• Work instruction: Please restate every line below exactly, without any pictures.

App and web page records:
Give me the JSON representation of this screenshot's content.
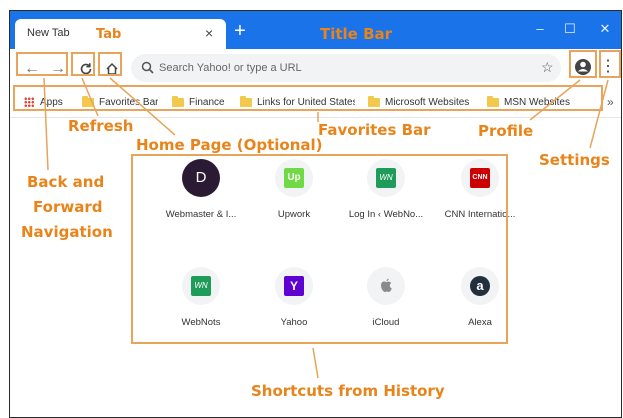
{
  "tab": {
    "title": "New Tab",
    "close": "×",
    "new": "+"
  },
  "window": {
    "minimize": "–",
    "maximize": "☐",
    "close": "✕"
  },
  "toolbar": {
    "back": "←",
    "forward": "→",
    "search_placeholder": "Search Yahoo! or type a URL",
    "star": "☆",
    "settings": "⋮"
  },
  "favorites_bar": {
    "items": [
      {
        "label": "Apps",
        "icon": "apps-grid-icon"
      },
      {
        "label": "Favorites Bar",
        "icon": "folder-icon"
      },
      {
        "label": "Finance",
        "icon": "folder-icon"
      },
      {
        "label": "Links for United States",
        "icon": "folder-icon"
      },
      {
        "label": "Microsoft Websites",
        "icon": "folder-icon"
      },
      {
        "label": "MSN Websites",
        "icon": "folder-icon"
      }
    ],
    "more": "»"
  },
  "shortcuts": [
    {
      "label": "Webmaster & I...",
      "icon_text": "D",
      "icon": "webmaster-logo-icon",
      "color": "#2b1a33"
    },
    {
      "label": "Upwork",
      "icon_text": "Up",
      "icon": "upwork-logo-icon",
      "color": "#6fda44"
    },
    {
      "label": "Log In ‹ WebNo...",
      "icon_text": "WN",
      "icon": "webnots-logo-icon",
      "color": "#1f9b5a"
    },
    {
      "label": "CNN Internatio...",
      "icon_text": "CNN",
      "icon": "cnn-logo-icon",
      "color": "#cc0000"
    },
    {
      "label": "WebNots",
      "icon_text": "WN",
      "icon": "webnots-logo-icon",
      "color": "#1f9b5a"
    },
    {
      "label": "Yahoo",
      "icon_text": "Y",
      "icon": "yahoo-logo-icon",
      "color": "#5f01d1"
    },
    {
      "label": "iCloud",
      "icon_text": "",
      "icon": "apple-logo-icon",
      "color": "#aaaaaa"
    },
    {
      "label": "Alexa",
      "icon_text": "a",
      "icon": "alexa-logo-icon",
      "color": "#232f3e"
    }
  ],
  "annotations": {
    "tab": "Tab",
    "title_bar": "Title Bar",
    "refresh": "Refresh",
    "home_page": "Home Page (Optional)",
    "favorites_bar": "Favorites Bar",
    "profile": "Profile",
    "settings": "Settings",
    "back_forward_1": "Back and",
    "back_forward_2": "Forward",
    "back_forward_3": "Navigation",
    "shortcuts": "Shortcuts from History"
  },
  "colors": {
    "titlebar": "#1a73e8",
    "annotation": "#e8841a"
  }
}
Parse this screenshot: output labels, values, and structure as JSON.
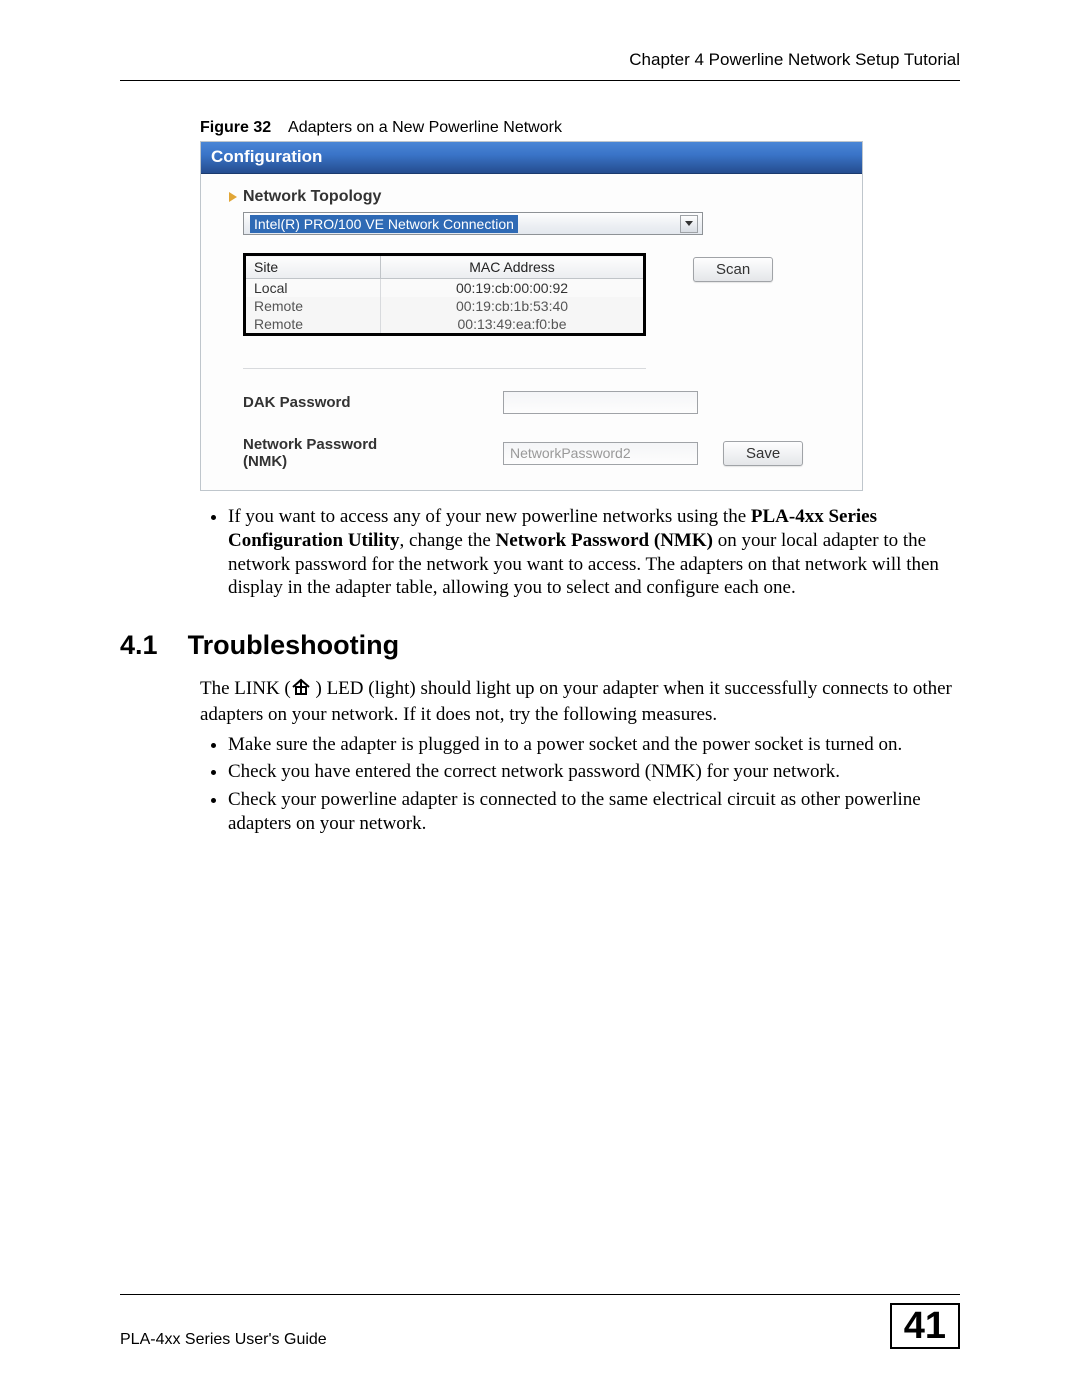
{
  "header": {
    "chapter": "Chapter 4 Powerline Network Setup Tutorial"
  },
  "figure": {
    "label": "Figure 32",
    "caption": "Adapters on a New Powerline Network"
  },
  "screenshot": {
    "title": "Configuration",
    "section": "Network Topology",
    "dropdown_selected": "Intel(R) PRO/100 VE Network Connection",
    "scan_label": "Scan",
    "table": {
      "headers": {
        "site": "Site",
        "mac": "MAC Address"
      },
      "rows": [
        {
          "site": "Local",
          "mac": "00:19:cb:00:00:92"
        },
        {
          "site": "Remote",
          "mac": "00:19:cb:1b:53:40"
        },
        {
          "site": "Remote",
          "mac": "00:13:49:ea:f0:be"
        }
      ]
    },
    "dak_label": "DAK Password",
    "nmk_label": "Network Password (NMK)",
    "nmk_value": "NetworkPassword2",
    "save_label": "Save"
  },
  "body": {
    "bullet1_pre": "If you want to access any of your new powerline networks using the ",
    "bullet1_b1": "PLA-4xx Series Configuration Utility",
    "bullet1_mid": ", change the ",
    "bullet1_b2": "Network Password (NMK)",
    "bullet1_post": " on your local adapter to the network password for the network you want to access. The adapters on that network will then display in the adapter table, allowing you to select and configure each one.",
    "section_num": "4.1",
    "section_title": "Troubleshooting",
    "ts_para_pre": "The LINK (",
    "ts_para_post": ") LED (light) should light up on your adapter when it successfully connects to other adapters on your network. If it does not, try the following measures.",
    "ts_bullets": [
      "Make sure the adapter is plugged in to a power socket and the power socket is turned on.",
      "Check you have entered the correct network password (NMK) for your network.",
      "Check your powerline adapter is connected to the same electrical circuit as other powerline adapters on your network."
    ]
  },
  "footer": {
    "guide": "PLA-4xx Series User's Guide",
    "page": "41"
  }
}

• Exercise answer:
Give me the JSON representation of this screenshot's content.
{
  "tab": {
    "title": "New Tab",
    "close": "×",
    "new": "+"
  },
  "window": {
    "minimize": "–",
    "maximize": "☐",
    "close": "✕"
  },
  "toolbar": {
    "back": "←",
    "forward": "→",
    "search_placeholder": "Search Yahoo! or type a URL",
    "star": "☆",
    "settings": "⋮"
  },
  "favorites_bar": {
    "items": [
      {
        "label": "Apps",
        "icon": "apps-grid-icon"
      },
      {
        "label": "Favorites Bar",
        "icon": "folder-icon"
      },
      {
        "label": "Finance",
        "icon": "folder-icon"
      },
      {
        "label": "Links for United States",
        "icon": "folder-icon"
      },
      {
        "label": "Microsoft Websites",
        "icon": "folder-icon"
      },
      {
        "label": "MSN Websites",
        "icon": "folder-icon"
      }
    ],
    "more": "»"
  },
  "shortcuts": [
    {
      "label": "Webmaster & I...",
      "icon_text": "D",
      "icon": "webmaster-logo-icon",
      "color": "#2b1a33"
    },
    {
      "label": "Upwork",
      "icon_text": "Up",
      "icon": "upwork-logo-icon",
      "color": "#6fda44"
    },
    {
      "label": "Log In ‹ WebNo...",
      "icon_text": "WN",
      "icon": "webnots-logo-icon",
      "color": "#1f9b5a"
    },
    {
      "label": "CNN Internatio...",
      "icon_text": "CNN",
      "icon": "cnn-logo-icon",
      "color": "#cc0000"
    },
    {
      "label": "WebNots",
      "icon_text": "WN",
      "icon": "webnots-logo-icon",
      "color": "#1f9b5a"
    },
    {
      "label": "Yahoo",
      "icon_text": "Y",
      "icon": "yahoo-logo-icon",
      "color": "#5f01d1"
    },
    {
      "label": "iCloud",
      "icon_text": "",
      "icon": "apple-logo-icon",
      "color": "#aaaaaa"
    },
    {
      "label": "Alexa",
      "icon_text": "a",
      "icon": "alexa-logo-icon",
      "color": "#232f3e"
    }
  ],
  "annotations": {
    "tab": "Tab",
    "title_bar": "Title Bar",
    "refresh": "Refresh",
    "home_page": "Home Page (Optional)",
    "favorites_bar": "Favorites Bar",
    "profile": "Profile",
    "settings": "Settings",
    "back_forward_1": "Back and",
    "back_forward_2": "Forward",
    "back_forward_3": "Navigation",
    "shortcuts": "Shortcuts from History"
  },
  "colors": {
    "titlebar": "#1a73e8",
    "annotation": "#e8841a"
  }
}
Parse this screenshot: output labels, values, and structure as JSON.
{
  "header": {
    "chapter": "Chapter 4 Powerline Network Setup Tutorial"
  },
  "figure": {
    "label": "Figure 32",
    "caption": "Adapters on a New Powerline Network"
  },
  "screenshot": {
    "title": "Configuration",
    "section": "Network Topology",
    "dropdown_selected": "Intel(R) PRO/100 VE Network Connection",
    "scan_label": "Scan",
    "table": {
      "headers": {
        "site": "Site",
        "mac": "MAC Address"
      },
      "rows": [
        {
          "site": "Local",
          "mac": "00:19:cb:00:00:92"
        },
        {
          "site": "Remote",
          "mac": "00:19:cb:1b:53:40"
        },
        {
          "site": "Remote",
          "mac": "00:13:49:ea:f0:be"
        }
      ]
    },
    "dak_label": "DAK Password",
    "nmk_label": "Network Password (NMK)",
    "nmk_value": "NetworkPassword2",
    "save_label": "Save"
  },
  "body": {
    "bullet1_pre": "If you want to access any of your new powerline networks using the ",
    "bullet1_b1": "PLA-4xx Series Configuration Utility",
    "bullet1_mid": ", change the ",
    "bullet1_b2": "Network Password (NMK)",
    "bullet1_post": " on your local adapter to the network password for the network you want to access. The adapters on that network will then display in the adapter table, allowing you to select and configure each one.",
    "section_num": "4.1",
    "section_title": "Troubleshooting",
    "ts_para_pre": "The LINK (",
    "ts_para_post": ") LED (light) should light up on your adapter when it successfully connects to other adapters on your network. If it does not, try the following measures.",
    "ts_bullets": [
      "Make sure the adapter is plugged in to a power socket and the power socket is turned on.",
      "Check you have entered the correct network password (NMK) for your network.",
      "Check your powerline adapter is connected to the same electrical circuit as other powerline adapters on your network."
    ]
  },
  "footer": {
    "guide": "PLA-4xx Series User's Guide",
    "page": "41"
  }
}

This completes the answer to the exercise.